▶ _Problem details_
Repeat the records exactly. Every line must match.

Records for the exercise Start Marker

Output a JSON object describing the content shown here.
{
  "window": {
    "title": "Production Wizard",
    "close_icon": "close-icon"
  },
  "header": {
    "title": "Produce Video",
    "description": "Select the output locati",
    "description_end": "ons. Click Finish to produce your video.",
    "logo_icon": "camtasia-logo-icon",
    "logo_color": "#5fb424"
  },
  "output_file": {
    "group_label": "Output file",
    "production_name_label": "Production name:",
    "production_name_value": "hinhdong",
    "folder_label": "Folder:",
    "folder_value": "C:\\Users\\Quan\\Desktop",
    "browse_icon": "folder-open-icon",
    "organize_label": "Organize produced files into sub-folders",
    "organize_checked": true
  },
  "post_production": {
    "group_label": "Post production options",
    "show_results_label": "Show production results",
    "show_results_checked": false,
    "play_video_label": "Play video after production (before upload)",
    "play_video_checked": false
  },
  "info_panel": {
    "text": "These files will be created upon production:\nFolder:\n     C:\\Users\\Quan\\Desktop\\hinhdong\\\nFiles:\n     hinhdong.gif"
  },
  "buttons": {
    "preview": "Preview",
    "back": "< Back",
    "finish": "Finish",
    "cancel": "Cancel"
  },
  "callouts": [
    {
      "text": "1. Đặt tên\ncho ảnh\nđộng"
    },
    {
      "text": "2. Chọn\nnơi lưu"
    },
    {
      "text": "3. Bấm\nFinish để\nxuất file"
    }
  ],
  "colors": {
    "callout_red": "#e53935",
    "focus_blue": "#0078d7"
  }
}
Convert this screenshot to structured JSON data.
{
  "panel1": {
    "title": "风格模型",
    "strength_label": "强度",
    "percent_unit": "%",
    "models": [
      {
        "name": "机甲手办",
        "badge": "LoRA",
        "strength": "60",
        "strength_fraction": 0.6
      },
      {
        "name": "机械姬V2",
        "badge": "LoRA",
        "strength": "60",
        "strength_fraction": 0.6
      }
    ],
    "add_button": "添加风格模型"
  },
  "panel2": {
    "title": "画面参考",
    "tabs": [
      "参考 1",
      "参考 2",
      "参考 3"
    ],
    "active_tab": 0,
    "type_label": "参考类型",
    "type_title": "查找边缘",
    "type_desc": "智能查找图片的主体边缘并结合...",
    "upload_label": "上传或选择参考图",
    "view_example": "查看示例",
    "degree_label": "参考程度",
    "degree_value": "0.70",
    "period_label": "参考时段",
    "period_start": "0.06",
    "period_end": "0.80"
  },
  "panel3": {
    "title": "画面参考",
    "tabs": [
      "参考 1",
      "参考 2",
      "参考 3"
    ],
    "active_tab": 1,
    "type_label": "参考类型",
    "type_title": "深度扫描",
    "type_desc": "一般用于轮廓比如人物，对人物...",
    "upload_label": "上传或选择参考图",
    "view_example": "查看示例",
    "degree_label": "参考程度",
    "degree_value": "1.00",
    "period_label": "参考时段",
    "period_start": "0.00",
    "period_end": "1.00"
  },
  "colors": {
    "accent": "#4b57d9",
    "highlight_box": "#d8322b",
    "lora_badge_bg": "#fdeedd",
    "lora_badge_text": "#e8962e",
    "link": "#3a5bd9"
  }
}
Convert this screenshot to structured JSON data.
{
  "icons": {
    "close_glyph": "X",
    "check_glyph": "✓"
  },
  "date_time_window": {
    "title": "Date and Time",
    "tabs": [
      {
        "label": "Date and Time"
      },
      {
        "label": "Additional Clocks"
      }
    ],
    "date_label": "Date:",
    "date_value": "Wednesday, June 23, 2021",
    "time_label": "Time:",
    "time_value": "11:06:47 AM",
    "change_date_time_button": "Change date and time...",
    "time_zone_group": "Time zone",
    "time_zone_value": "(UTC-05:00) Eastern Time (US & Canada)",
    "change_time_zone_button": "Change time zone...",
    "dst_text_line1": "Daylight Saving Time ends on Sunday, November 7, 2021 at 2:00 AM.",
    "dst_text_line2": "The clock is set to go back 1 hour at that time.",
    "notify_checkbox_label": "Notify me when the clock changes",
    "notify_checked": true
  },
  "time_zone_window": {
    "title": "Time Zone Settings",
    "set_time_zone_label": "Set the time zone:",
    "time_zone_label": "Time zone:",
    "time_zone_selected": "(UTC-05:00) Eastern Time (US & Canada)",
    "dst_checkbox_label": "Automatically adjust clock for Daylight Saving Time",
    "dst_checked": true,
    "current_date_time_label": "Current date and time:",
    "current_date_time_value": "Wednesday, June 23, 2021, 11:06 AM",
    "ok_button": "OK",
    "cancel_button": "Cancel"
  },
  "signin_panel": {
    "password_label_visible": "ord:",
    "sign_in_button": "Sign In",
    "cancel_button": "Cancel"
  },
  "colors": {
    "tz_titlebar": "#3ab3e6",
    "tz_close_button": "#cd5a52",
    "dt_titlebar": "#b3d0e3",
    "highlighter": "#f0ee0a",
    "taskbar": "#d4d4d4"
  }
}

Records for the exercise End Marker

▶ _Exercise output_
Output a JSON object describing the content shown here.
{
  "window": {
    "title": "Production Wizard",
    "close_icon": "close-icon"
  },
  "header": {
    "title": "Produce Video",
    "description": "Select the output locati",
    "description_end": "ons. Click Finish to produce your video.",
    "logo_icon": "camtasia-logo-icon",
    "logo_color": "#5fb424"
  },
  "output_file": {
    "group_label": "Output file",
    "production_name_label": "Production name:",
    "production_name_value": "hinhdong",
    "folder_label": "Folder:",
    "folder_value": "C:\\Users\\Quan\\Desktop",
    "browse_icon": "folder-open-icon",
    "organize_label": "Organize produced files into sub-folders",
    "organize_checked": true
  },
  "post_production": {
    "group_label": "Post production options",
    "show_results_label": "Show production results",
    "show_results_checked": false,
    "play_video_label": "Play video after production (before upload)",
    "play_video_checked": false
  },
  "info_panel": {
    "text": "These files will be created upon production:\nFolder:\n     C:\\Users\\Quan\\Desktop\\hinhdong\\\nFiles:\n     hinhdong.gif"
  },
  "buttons": {
    "preview": "Preview",
    "back": "< Back",
    "finish": "Finish",
    "cancel": "Cancel"
  },
  "callouts": [
    {
      "text": "1. Đặt tên\ncho ảnh\nđộng"
    },
    {
      "text": "2. Chọn\nnơi lưu"
    },
    {
      "text": "3. Bấm\nFinish để\nxuất file"
    }
  ],
  "colors": {
    "callout_red": "#e53935",
    "focus_blue": "#0078d7"
  }
}
Convert this screenshot to structured JSON data.
{
  "panel1": {
    "title": "风格模型",
    "strength_label": "强度",
    "percent_unit": "%",
    "models": [
      {
        "name": "机甲手办",
        "badge": "LoRA",
        "strength": "60",
        "strength_fraction": 0.6
      },
      {
        "name": "机械姬V2",
        "badge": "LoRA",
        "strength": "60",
        "strength_fraction": 0.6
      }
    ],
    "add_button": "添加风格模型"
  },
  "panel2": {
    "title": "画面参考",
    "tabs": [
      "参考 1",
      "参考 2",
      "参考 3"
    ],
    "active_tab": 0,
    "type_label": "参考类型",
    "type_title": "查找边缘",
    "type_desc": "智能查找图片的主体边缘并结合...",
    "upload_label": "上传或选择参考图",
    "view_example": "查看示例",
    "degree_label": "参考程度",
    "degree_value": "0.70",
    "period_label": "参考时段",
    "period_start": "0.06",
    "period_end": "0.80"
  },
  "panel3": {
    "title": "画面参考",
    "tabs": [
      "参考 1",
      "参考 2",
      "参考 3"
    ],
    "active_tab": 1,
    "type_label": "参考类型",
    "type_title": "深度扫描",
    "type_desc": "一般用于轮廓比如人物，对人物...",
    "upload_label": "上传或选择参考图",
    "view_example": "查看示例",
    "degree_label": "参考程度",
    "degree_value": "1.00",
    "period_label": "参考时段",
    "period_start": "0.00",
    "period_end": "1.00"
  },
  "colors": {
    "accent": "#4b57d9",
    "highlight_box": "#d8322b",
    "lora_badge_bg": "#fdeedd",
    "lora_badge_text": "#e8962e",
    "link": "#3a5bd9"
  }
}
Convert this screenshot to structured JSON data.
{
  "icons": {
    "close_glyph": "X",
    "check_glyph": "✓"
  },
  "date_time_window": {
    "title": "Date and Time",
    "tabs": [
      {
        "label": "Date and Time"
      },
      {
        "label": "Additional Clocks"
      }
    ],
    "date_label": "Date:",
    "date_value": "Wednesday, June 23, 2021",
    "time_label": "Time:",
    "time_value": "11:06:47 AM",
    "change_date_time_button": "Change date and time...",
    "time_zone_group": "Time zone",
    "time_zone_value": "(UTC-05:00) Eastern Time (US & Canada)",
    "change_time_zone_button": "Change time zone...",
    "dst_text_line1": "Daylight Saving Time ends on Sunday, November 7, 2021 at 2:00 AM.",
    "dst_text_line2": "The clock is set to go back 1 hour at that time.",
    "notify_checkbox_label": "Notify me when the clock changes",
    "notify_checked": true
  },
  "time_zone_window": {
    "title": "Time Zone Settings",
    "set_time_zone_label": "Set the time zone:",
    "time_zone_label": "Time zone:",
    "time_zone_selected": "(UTC-05:00) Eastern Time (US & Canada)",
    "dst_checkbox_label": "Automatically adjust clock for Daylight Saving Time",
    "dst_checked": true,
    "current_date_time_label": "Current date and time:",
    "current_date_time_value": "Wednesday, June 23, 2021, 11:06 AM",
    "ok_button": "OK",
    "cancel_button": "Cancel"
  },
  "signin_panel": {
    "password_label_visible": "ord:",
    "sign_in_button": "Sign In",
    "cancel_button": "Cancel"
  },
  "colors": {
    "tz_titlebar": "#3ab3e6",
    "tz_close_button": "#cd5a52",
    "dt_titlebar": "#b3d0e3",
    "highlighter": "#f0ee0a",
    "taskbar": "#d4d4d4"
  }
}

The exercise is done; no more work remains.